Course Sequence Grants

$5,000 grants to undergraduate institutions to create an Interfaith Studies Course Sequence.  

As the field of Interfaith Studies continues to grow, increasing numbers of institutions are creating interfaith studies minors, majors, certificates, and concentrations. These programs seek to prepare students for interfaith civic leadership after graduation. IFYC is pleased to offer year-long grants to institutions ready to launch an interfaith studies program.

Applications are due March 23, 2020 and the grant implementation will take place from June 1, 2020 - June 1, 2021. The final deliverable for this grant is the final proposal that will be submitted to your institution for program approval.  

Before applying please review the grant details, including terms and requirements, in the Request for Proposals below. Any questions about the grants or the application process are welcome and should be addressed to Calvin Taylor, IFYC Program Manager, calvin@ifyc.org.

Apply Now

Examples of Interfaith Studies Course Sequences

Concordia College

Moorhead, MN

Interfaith Studies (minor)

The Interfaith Studies minor at Concordia is designed to give “students the knowledge and skills needed to engage a religiously diverse world and be literate global citizens.” Including a hands-on internship/practicum, the curriculum is designed to help graduates build peace and pluralism through mutual understanding.

Credit Hours Required: 21

Required Courses: Introduction to Interfaith Studies
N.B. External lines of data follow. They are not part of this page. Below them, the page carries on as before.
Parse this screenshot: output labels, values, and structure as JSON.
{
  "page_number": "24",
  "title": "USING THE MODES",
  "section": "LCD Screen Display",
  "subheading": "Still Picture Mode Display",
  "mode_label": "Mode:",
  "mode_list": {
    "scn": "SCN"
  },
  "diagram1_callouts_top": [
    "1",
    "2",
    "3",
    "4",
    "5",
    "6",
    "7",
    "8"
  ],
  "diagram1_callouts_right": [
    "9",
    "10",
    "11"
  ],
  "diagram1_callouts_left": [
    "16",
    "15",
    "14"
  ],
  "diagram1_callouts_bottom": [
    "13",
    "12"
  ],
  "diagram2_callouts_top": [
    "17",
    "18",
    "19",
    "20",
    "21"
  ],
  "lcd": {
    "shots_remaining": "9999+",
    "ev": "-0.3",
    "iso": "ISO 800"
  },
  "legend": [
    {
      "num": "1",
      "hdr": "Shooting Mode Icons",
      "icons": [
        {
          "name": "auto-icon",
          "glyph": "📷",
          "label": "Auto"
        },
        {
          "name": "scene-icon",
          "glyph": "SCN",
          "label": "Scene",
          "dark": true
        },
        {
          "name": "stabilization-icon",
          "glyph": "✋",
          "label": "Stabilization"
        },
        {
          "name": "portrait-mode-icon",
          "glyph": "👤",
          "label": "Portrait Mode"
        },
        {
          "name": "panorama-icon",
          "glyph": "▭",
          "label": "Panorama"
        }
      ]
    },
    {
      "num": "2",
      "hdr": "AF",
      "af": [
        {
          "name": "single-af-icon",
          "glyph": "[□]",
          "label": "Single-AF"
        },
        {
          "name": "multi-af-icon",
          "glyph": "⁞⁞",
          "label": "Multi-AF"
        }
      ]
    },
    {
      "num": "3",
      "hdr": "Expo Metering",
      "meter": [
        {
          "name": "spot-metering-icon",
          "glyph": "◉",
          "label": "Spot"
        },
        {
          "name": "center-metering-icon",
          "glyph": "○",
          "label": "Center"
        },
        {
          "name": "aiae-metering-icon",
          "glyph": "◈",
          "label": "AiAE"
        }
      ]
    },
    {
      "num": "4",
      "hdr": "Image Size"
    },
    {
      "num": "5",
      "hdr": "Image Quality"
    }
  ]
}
Course examples: God: The Question and the Quest; Religion and the Postcolonial World; Black American History; Global Political Islam; Religion and Ecology

Department Home: Religion
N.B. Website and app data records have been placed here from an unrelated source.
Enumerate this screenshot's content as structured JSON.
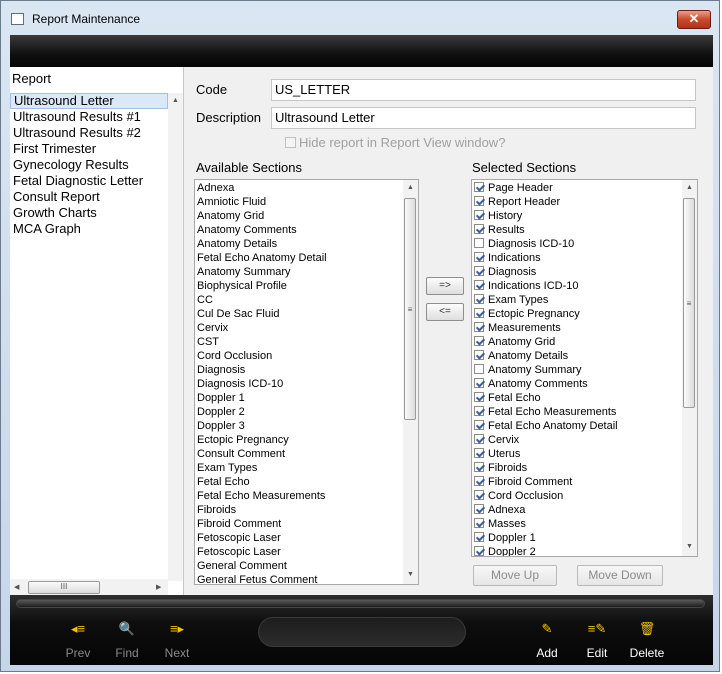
{
  "window": {
    "title": "Report Maintenance",
    "close_glyph": "✕"
  },
  "left": {
    "header": "Report",
    "items": [
      "Ultrasound Letter",
      "Ultrasound Results #1",
      "Ultrasound Results #2",
      "First Trimester",
      "Gynecology Results",
      "Fetal Diagnostic Letter",
      "Consult Report",
      "Growth Charts",
      "MCA Graph"
    ],
    "selected_index": 0
  },
  "form": {
    "code_label": "Code",
    "code_value": "US_LETTER",
    "description_label": "Description",
    "description_value": "Ultrasound Letter",
    "hide_label": "Hide report in Report View window?"
  },
  "available": {
    "title": "Available Sections",
    "items": [
      "Adnexa",
      "Amniotic Fluid",
      "Anatomy Grid",
      "Anatomy Comments",
      "Anatomy Details",
      "Fetal Echo Anatomy Detail",
      "Anatomy Summary",
      "Biophysical Profile",
      "CC",
      "Cul De Sac Fluid",
      "Cervix",
      "CST",
      "Cord Occlusion",
      "Diagnosis",
      "Diagnosis ICD-10",
      "Doppler 1",
      "Doppler 2",
      "Doppler 3",
      "Ectopic Pregnancy",
      "Consult Comment",
      "Exam Types",
      "Fetal Echo",
      "Fetal Echo Measurements",
      "Fibroids",
      "Fibroid Comment",
      "Fetoscopic Laser",
      "Fetoscopic Laser",
      "General Comment",
      "General Fetus Comment"
    ]
  },
  "selected": {
    "title": "Selected Sections",
    "items": [
      {
        "label": "Page Header",
        "checked": true
      },
      {
        "label": "Report Header",
        "checked": true
      },
      {
        "label": "History",
        "checked": true
      },
      {
        "label": "Results",
        "checked": true
      },
      {
        "label": "Diagnosis ICD-10",
        "checked": false
      },
      {
        "label": "Indications",
        "checked": true
      },
      {
        "label": "Diagnosis",
        "checked": true
      },
      {
        "label": "Indications ICD-10",
        "checked": true
      },
      {
        "label": "Exam Types",
        "checked": true
      },
      {
        "label": "Ectopic Pregnancy",
        "checked": true
      },
      {
        "label": "Measurements",
        "checked": true
      },
      {
        "label": "Anatomy Grid",
        "checked": true
      },
      {
        "label": "Anatomy Details",
        "checked": true
      },
      {
        "label": "Anatomy Summary",
        "checked": false
      },
      {
        "label": "Anatomy Comments",
        "checked": true
      },
      {
        "label": "Fetal Echo",
        "checked": true
      },
      {
        "label": "Fetal Echo Measurements",
        "checked": true
      },
      {
        "label": "Fetal Echo Anatomy Detail",
        "checked": true
      },
      {
        "label": "Cervix",
        "checked": true
      },
      {
        "label": "Uterus",
        "checked": true
      },
      {
        "label": "Fibroids",
        "checked": true
      },
      {
        "label": "Fibroid Comment",
        "checked": true
      },
      {
        "label": "Cord Occlusion",
        "checked": true
      },
      {
        "label": "Adnexa",
        "checked": true
      },
      {
        "label": "Masses",
        "checked": true
      },
      {
        "label": "Doppler 1",
        "checked": true
      },
      {
        "label": "Doppler 2",
        "checked": true
      }
    ]
  },
  "move": {
    "add_label": "=>",
    "remove_label": "<="
  },
  "order": {
    "up_label": "Move Up",
    "down_label": "Move Down"
  },
  "toolbar": {
    "prev": "Prev",
    "find": "Find",
    "next": "Next",
    "add": "Add",
    "edit": "Edit",
    "delete": "Delete"
  },
  "scroll": {
    "up": "▲",
    "down": "▼",
    "left": "◀",
    "right": "▶",
    "grip_v": "≡",
    "grip_h": "III"
  },
  "colors": {
    "accent_icon": "#f2c400",
    "toolbar_bg": "#0e0e0e",
    "selection": "#dde8f6"
  }
}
Click here for full description of the program.

Shenandoah University

Winchester, VA

Religious Diversity and Leadership in the Professions (certificate program)
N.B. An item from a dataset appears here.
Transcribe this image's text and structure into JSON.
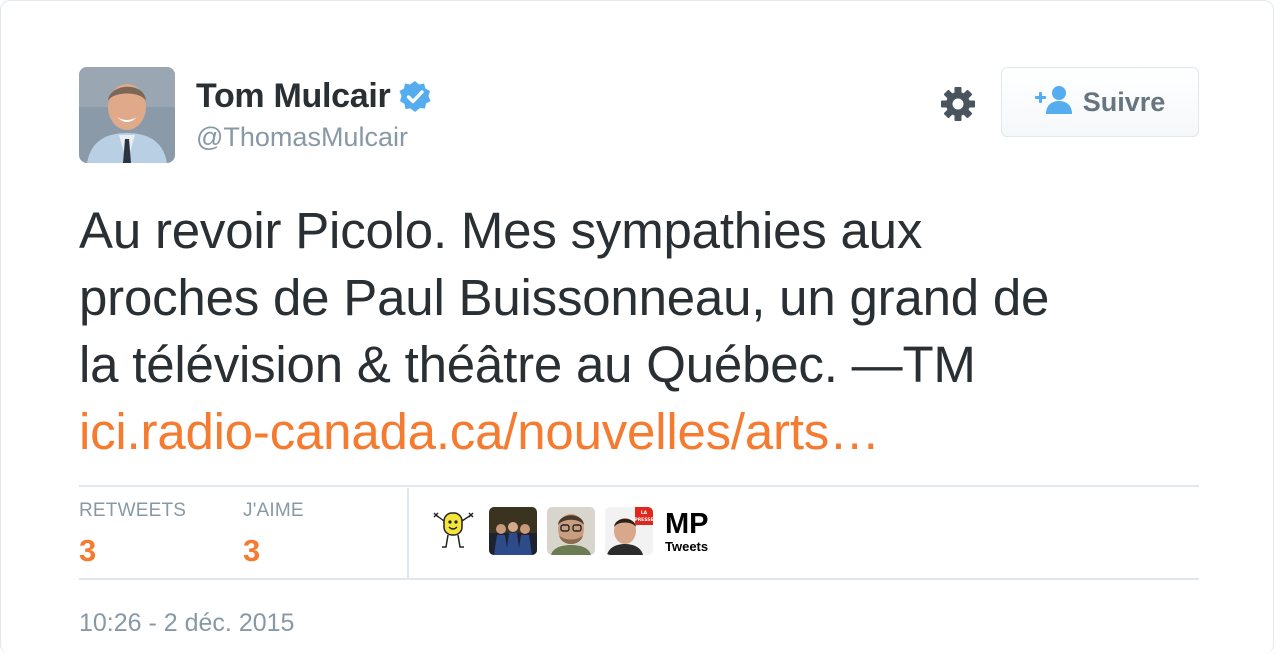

Shenandoah’s certificate program is designed to prepare students with the “knowledge, skills, and practical experience to navigate religious diversity,” and provides resources to understand and solve conflicts that may arise from religious diversity in the workplace. Bridging the academic study and pre-professional education, the courses in the program are constructed to engage civic life by training students to build community partnerships that promote civic collaboration and empower citizens to create solutions to issues plaguing their communities.

Credit Hours Required: 12

Required Courses: Navigating Religious Diversity; Religious Diversity and Civic Cooperation

Course examples: Religious and Film; Spirituality in Patient Care; Experiential Learning in Exercise Science; Media Ethics

Department Home: Religion

Click here for full description of the program.

Elizabethtown College

Elizabethtown, PA

Interfaith Leadership Studies (major)

Interfaith Leadership Studies at Elizabethtown College focuses on the intersections of religion, politics, and “everyday life” to form a lens with which students can view the world. The first of its kind, this program is interested in building leadership skills in addition to appreciative knowledge of other worldview traditions. Interdisciplinary and trans-disciplinary in nature, this major pulls from courses across academic departments, including art history, biology, and creative writing. Students have access to dedicated partnerships with on-campus entities as well as off-campus organizations such as the White House Interfaith Community Service Challenge and IFYC.

Credit Hours Required: 42 credits

Required Courses: Conflict Dynamics and Transformation; Exploring Interfaith Leadership and Service; Comparative Theology and Interfaith Engagement; Capstone Seminar; Project in Interfaith Leadership Studies; Internship OR Junior-Senior Independent Research

Course Examples: Shared Scriptures of Jews and Christians; The Nonviolent Ethics of Martin Luther King Jr.; Modern Hinduism; History of Japanese Art and Aesthetics; World Music

Click here for full description of the program.